[Dataset rows describing interfaces]
★ ★ ★ ★ ★ ★ ★

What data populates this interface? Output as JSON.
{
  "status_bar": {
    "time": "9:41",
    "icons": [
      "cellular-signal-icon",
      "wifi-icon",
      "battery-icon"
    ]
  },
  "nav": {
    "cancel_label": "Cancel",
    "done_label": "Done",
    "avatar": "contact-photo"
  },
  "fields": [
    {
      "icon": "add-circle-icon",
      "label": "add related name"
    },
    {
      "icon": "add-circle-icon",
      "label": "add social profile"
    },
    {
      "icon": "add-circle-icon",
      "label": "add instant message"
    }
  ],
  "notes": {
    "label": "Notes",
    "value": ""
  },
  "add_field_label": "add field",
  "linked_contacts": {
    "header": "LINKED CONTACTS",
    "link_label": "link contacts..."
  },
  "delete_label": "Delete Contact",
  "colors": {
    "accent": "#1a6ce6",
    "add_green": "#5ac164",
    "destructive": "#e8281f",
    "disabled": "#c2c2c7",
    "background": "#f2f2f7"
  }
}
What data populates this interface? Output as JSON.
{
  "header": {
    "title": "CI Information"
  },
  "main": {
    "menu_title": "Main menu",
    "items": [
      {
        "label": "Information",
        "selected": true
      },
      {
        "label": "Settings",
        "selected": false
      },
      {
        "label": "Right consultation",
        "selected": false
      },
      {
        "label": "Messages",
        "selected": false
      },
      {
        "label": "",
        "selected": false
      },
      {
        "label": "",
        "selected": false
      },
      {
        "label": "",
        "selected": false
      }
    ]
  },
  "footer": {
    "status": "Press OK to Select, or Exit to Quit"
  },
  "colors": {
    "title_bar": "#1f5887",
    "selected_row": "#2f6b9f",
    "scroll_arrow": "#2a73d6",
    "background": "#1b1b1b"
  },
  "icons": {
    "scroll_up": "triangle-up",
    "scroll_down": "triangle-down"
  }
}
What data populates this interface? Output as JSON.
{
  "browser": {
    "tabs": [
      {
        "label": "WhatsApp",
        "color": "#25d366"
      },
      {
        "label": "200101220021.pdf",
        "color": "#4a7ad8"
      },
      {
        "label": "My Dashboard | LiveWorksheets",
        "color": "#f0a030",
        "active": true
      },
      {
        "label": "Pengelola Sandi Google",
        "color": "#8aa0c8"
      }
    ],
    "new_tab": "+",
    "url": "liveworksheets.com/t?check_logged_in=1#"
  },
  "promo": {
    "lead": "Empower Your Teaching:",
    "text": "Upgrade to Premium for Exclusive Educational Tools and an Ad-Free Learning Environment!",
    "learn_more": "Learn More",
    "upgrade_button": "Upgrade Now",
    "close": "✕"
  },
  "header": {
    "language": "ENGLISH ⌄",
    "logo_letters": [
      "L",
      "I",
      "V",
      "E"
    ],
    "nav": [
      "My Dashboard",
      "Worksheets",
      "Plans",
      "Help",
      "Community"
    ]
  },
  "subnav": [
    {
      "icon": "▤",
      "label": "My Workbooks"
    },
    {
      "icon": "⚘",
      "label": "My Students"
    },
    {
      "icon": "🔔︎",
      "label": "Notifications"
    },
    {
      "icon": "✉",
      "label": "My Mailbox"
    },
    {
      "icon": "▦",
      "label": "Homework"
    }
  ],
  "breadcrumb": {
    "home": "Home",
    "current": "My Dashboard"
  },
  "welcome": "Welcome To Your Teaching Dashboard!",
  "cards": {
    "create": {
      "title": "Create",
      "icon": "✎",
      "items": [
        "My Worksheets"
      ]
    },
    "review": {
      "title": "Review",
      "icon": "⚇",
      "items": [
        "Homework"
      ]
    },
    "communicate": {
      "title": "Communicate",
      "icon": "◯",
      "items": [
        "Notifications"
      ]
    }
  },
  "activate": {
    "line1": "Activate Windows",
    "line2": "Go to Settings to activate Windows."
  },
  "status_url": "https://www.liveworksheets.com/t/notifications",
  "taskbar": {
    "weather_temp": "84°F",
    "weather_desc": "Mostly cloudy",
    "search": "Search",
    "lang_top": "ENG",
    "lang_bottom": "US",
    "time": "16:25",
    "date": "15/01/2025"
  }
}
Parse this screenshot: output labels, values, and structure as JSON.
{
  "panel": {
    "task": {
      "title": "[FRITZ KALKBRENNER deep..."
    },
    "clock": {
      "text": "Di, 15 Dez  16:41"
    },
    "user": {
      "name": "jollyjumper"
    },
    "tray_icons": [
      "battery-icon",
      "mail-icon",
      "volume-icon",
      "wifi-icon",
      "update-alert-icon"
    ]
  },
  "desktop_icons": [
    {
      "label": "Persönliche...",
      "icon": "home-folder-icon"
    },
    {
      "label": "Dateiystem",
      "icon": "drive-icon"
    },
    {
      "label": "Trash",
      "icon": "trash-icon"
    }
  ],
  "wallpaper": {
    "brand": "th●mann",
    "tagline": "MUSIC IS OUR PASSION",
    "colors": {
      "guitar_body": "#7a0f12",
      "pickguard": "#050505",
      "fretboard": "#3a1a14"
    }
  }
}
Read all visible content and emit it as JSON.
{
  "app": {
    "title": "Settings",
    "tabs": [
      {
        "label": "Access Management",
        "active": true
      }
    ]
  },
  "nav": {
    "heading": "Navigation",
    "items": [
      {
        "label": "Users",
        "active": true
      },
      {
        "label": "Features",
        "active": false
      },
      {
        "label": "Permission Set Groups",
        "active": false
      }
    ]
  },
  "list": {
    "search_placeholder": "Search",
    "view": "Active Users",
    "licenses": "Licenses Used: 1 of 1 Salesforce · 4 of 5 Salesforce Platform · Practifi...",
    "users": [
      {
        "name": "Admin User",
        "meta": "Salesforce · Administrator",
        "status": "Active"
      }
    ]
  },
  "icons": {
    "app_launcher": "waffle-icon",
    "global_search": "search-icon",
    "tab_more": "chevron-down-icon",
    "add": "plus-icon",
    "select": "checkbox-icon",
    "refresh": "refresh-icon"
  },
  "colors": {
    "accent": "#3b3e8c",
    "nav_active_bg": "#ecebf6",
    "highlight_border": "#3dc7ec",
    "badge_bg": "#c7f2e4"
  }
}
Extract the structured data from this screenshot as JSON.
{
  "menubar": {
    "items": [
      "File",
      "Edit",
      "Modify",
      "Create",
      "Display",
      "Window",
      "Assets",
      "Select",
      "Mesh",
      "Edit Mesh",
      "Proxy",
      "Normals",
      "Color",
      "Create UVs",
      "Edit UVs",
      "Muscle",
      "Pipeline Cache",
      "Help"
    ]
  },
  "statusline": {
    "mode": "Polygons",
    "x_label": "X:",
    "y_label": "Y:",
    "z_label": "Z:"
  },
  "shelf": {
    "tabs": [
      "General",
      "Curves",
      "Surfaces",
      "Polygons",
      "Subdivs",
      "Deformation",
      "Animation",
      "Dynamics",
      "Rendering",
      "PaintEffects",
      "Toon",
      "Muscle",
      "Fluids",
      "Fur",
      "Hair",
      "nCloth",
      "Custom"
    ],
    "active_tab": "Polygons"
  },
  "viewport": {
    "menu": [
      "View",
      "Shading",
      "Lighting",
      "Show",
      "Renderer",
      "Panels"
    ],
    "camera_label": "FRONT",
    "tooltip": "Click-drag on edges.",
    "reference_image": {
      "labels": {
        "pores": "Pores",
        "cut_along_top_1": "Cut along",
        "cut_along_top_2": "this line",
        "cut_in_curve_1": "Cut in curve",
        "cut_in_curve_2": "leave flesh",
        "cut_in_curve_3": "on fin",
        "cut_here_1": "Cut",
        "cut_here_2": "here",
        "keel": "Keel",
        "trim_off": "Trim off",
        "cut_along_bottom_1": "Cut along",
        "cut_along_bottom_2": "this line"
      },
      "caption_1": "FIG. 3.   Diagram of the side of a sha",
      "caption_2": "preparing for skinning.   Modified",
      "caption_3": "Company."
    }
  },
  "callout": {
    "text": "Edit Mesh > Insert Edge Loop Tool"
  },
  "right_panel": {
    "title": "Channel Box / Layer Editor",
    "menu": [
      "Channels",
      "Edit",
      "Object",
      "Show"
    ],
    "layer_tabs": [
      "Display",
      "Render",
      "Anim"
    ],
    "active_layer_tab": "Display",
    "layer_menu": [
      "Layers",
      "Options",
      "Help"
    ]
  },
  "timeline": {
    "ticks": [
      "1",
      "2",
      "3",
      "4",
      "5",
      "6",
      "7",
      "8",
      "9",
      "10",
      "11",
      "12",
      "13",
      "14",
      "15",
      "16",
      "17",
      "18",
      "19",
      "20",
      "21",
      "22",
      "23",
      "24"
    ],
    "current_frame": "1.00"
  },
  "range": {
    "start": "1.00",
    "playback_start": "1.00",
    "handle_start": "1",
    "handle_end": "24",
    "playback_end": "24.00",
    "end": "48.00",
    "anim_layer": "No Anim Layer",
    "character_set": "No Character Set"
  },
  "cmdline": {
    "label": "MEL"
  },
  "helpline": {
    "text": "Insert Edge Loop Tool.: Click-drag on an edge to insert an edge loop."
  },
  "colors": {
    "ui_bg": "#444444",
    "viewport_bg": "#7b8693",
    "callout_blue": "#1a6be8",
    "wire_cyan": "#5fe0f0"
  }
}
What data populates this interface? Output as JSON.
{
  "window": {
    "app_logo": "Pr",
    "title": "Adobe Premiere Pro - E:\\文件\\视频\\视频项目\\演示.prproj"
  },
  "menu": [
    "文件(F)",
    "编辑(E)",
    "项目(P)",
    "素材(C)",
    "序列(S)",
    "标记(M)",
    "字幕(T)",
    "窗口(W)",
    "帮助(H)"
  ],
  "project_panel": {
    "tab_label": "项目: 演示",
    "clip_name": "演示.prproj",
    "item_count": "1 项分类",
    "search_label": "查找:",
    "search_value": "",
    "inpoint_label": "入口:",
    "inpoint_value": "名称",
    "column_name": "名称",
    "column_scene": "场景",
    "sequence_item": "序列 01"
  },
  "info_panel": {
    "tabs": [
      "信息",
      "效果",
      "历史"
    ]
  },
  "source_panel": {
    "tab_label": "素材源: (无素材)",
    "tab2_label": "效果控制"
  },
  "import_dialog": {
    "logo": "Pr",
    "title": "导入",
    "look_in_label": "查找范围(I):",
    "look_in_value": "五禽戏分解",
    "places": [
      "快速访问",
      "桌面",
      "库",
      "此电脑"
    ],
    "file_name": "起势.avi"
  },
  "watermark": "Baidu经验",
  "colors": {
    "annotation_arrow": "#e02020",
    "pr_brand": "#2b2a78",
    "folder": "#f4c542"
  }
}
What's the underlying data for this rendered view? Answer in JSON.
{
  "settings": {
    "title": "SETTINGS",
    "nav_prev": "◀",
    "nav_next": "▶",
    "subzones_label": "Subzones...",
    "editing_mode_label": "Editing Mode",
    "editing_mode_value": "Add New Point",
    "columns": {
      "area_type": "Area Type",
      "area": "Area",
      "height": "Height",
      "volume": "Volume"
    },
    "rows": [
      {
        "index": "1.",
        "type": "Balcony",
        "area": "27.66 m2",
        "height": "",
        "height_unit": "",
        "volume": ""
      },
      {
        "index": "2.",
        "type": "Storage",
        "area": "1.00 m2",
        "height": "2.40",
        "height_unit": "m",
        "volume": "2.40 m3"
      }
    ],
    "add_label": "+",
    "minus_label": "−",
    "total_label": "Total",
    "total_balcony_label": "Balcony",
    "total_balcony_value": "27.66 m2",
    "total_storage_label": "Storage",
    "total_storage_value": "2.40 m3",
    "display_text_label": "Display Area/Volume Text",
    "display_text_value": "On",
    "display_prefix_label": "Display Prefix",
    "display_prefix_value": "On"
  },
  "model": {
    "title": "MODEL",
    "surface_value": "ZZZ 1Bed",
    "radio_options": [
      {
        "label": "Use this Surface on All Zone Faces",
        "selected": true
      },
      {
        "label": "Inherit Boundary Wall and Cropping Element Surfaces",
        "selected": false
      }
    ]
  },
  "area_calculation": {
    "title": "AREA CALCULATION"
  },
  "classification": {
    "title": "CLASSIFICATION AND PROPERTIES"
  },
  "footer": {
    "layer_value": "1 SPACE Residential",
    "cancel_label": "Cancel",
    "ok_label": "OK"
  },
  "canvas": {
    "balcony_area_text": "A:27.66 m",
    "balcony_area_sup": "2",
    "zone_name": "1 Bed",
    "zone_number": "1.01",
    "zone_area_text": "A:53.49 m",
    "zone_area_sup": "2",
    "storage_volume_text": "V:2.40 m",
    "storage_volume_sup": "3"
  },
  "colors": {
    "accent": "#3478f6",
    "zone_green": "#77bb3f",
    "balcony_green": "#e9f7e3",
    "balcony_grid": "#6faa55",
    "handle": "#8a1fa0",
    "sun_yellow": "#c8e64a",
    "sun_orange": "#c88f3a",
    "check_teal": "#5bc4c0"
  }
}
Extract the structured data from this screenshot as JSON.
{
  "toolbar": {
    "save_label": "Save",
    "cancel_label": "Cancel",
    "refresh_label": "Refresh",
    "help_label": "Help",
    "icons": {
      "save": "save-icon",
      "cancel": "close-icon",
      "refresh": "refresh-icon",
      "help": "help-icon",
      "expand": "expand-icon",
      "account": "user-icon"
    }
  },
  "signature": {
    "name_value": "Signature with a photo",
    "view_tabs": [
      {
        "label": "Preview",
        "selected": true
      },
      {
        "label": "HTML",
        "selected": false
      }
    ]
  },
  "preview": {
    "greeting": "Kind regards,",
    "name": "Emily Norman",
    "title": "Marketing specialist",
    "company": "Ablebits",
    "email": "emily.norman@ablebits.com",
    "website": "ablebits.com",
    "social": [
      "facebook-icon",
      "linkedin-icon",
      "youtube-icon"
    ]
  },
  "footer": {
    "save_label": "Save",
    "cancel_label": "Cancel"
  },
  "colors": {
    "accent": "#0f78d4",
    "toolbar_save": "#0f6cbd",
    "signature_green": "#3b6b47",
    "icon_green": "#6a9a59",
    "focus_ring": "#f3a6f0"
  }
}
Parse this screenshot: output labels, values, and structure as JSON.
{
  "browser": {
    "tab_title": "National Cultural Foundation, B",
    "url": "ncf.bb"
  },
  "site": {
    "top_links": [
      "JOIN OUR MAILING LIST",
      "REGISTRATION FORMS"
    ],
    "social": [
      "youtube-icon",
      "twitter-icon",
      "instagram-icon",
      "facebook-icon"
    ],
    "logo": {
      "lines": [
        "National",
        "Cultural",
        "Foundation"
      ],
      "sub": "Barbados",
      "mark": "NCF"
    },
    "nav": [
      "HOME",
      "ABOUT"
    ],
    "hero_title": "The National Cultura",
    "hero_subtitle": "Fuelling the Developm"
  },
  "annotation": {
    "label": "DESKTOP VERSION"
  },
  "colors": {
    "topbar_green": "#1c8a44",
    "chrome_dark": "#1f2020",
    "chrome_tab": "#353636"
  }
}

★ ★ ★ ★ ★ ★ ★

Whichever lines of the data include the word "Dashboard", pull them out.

[OUTPUT BELOW]
        "label": "My Dashboard | LiveWorksheets",
      "My Dashboard",
    "current": "My Dashboard"
  "welcome": "Welcome To Your Teaching Dashboard!",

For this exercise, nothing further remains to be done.